Hong Kong has ramped up its police presence ahead of the second reading of a bill that would make it a crime to insult China’s national anthem.
Water-filled barriers have been put up and riot police deployed in an attempt to deter any possible protests.
The reading comes days after China proposed implementing a controversial national security law, triggering a burst of unrest.
Critics called it a direct attempt to curtail the city’s unique freedoms.
However, the city’s leader Carrie Lam has denied that the national security law – which would ban treason, secession, sedition and subversion – would curtail the rights of Hong Kongers.
Increasing anti-mainland sentiment
If the anthem bill becomes law, anyone who misuses or insults China’s national anthem, the March of the Volunteers, would face a fine of up to HK$50,000 (£5,237; $6,449) and up to three years in prison.
If it passes the second reading in the Legislative Council (Legco) on Wednesday, it could go to a third reading and a vote early next month.
Protesters have been urged to surround Legco and disrupt proceedings in an attempt to derail the reading.
However, the heavy police presence appears to have succeeded so far in deterring any large-scale protests. It is not clear if a protest will go ahead later.
Hong Kong does not have its own anthem – and so the Chinese anthem is sometimes played at events like football matches.
In recent years, the anthem has been booed frequently. The 2022 Fifa World Cup qualifier, for example, saw thousands booing when the Chinese national anthem was played before the start of the game.
Anti-mainland sentiment remains high in Hong Kong, fuelled especially by a proposed bill last year that would have allowed criminal suspects to be extradited to China.

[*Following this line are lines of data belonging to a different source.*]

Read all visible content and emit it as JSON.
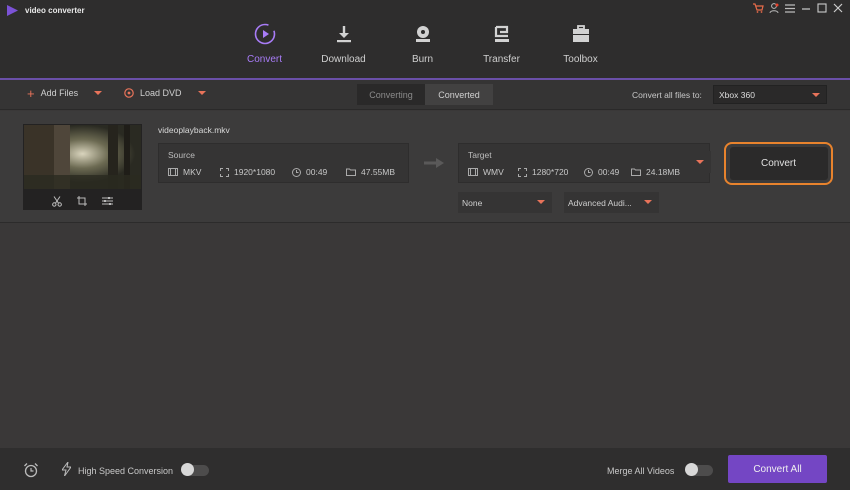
{
  "app": {
    "title": "video converter"
  },
  "tabs": [
    {
      "label": "Convert",
      "active": true
    },
    {
      "label": "Download"
    },
    {
      "label": "Burn"
    },
    {
      "label": "Transfer"
    },
    {
      "label": "Toolbox"
    }
  ],
  "toolbar": {
    "add_files": "Add Files",
    "load_dvd": "Load DVD",
    "seg_converting": "Converting",
    "seg_converted": "Converted",
    "convert_all_label": "Convert all files to:",
    "preset_value": "Xbox 360"
  },
  "file": {
    "name": "videoplayback.mkv",
    "source": {
      "label": "Source",
      "format": "MKV",
      "resolution": "1920*1080",
      "duration": "00:49",
      "size": "47.55MB"
    },
    "target": {
      "label": "Target",
      "format": "WMV",
      "resolution": "1280*720",
      "duration": "00:49",
      "size": "24.18MB"
    },
    "subtitle_select": "None",
    "audio_select": "Advanced Audi...",
    "convert_button": "Convert"
  },
  "bottom": {
    "high_speed": "High Speed Conversion",
    "merge": "Merge All Videos",
    "convert_all": "Convert All"
  },
  "colors": {
    "accent_purple": "#7446c4",
    "accent_orange": "#e8832d",
    "caret_orange": "#e8735a"
  }
}
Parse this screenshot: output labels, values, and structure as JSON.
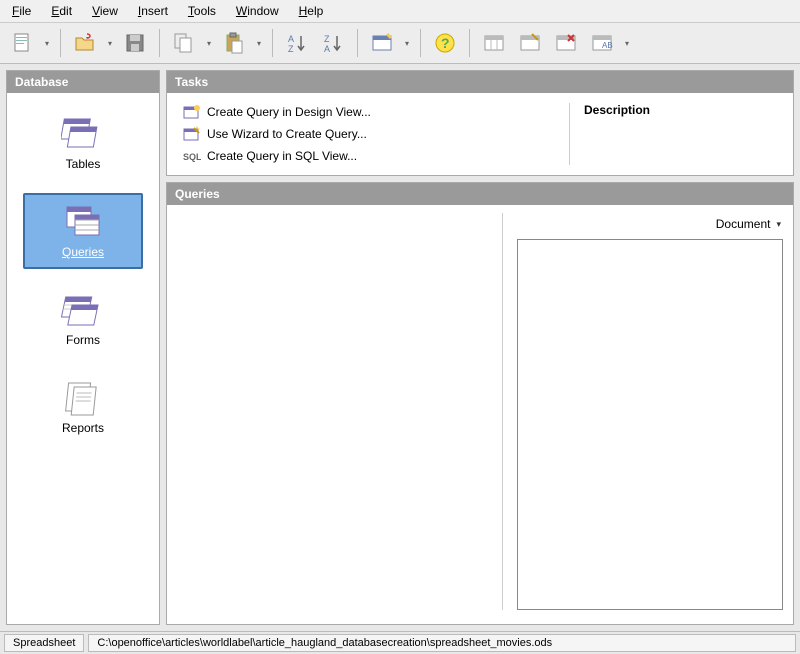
{
  "menu": {
    "file": "File",
    "edit": "Edit",
    "view": "View",
    "insert": "Insert",
    "tools": "Tools",
    "window": "Window",
    "help": "Help"
  },
  "sidebar": {
    "header": "Database",
    "items": [
      {
        "label": "Tables"
      },
      {
        "label": "Queries"
      },
      {
        "label": "Forms"
      },
      {
        "label": "Reports"
      }
    ]
  },
  "tasks": {
    "header": "Tasks",
    "items": [
      {
        "label": "Create Query in Design View..."
      },
      {
        "label": "Use Wizard to Create Query..."
      },
      {
        "label": "Create Query in SQL View..."
      }
    ],
    "description_label": "Description"
  },
  "queries": {
    "header": "Queries",
    "document_label": "Document"
  },
  "status": {
    "type": "Spreadsheet",
    "path": "C:\\openoffice\\articles\\worldlabel\\article_haugland_databasecreation\\spreadsheet_movies.ods"
  }
}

The bill triggered months of increasingly violent protests.
Last weekend saw the city’s first large-scale protests in months, with people defying pandemic social distancing rules to march in protest of the proposed security law.
The proposal is set to go to a vote this week, and could be in force as early as the end of June.
Hong Kong’s Basic Law, which has been in place in the city since it was handed back to China in 1997 by the UK, guarantees it certain freedoms like the right to protest.
There are fears that the new law could undermine this autonomy, and potentially allow China to install its own law enforcement agencies in Hong Kong, alongside the city’s own.
A group of 200 senior politicians from around the world have issued a joint statement criticising China’s plan.
US Secretary of State Mike Pompeo also condemned the plans, describing them as a “death knell” for the city’s freedoms. The UK, Australia and Canada have also expressed their “deep concern”.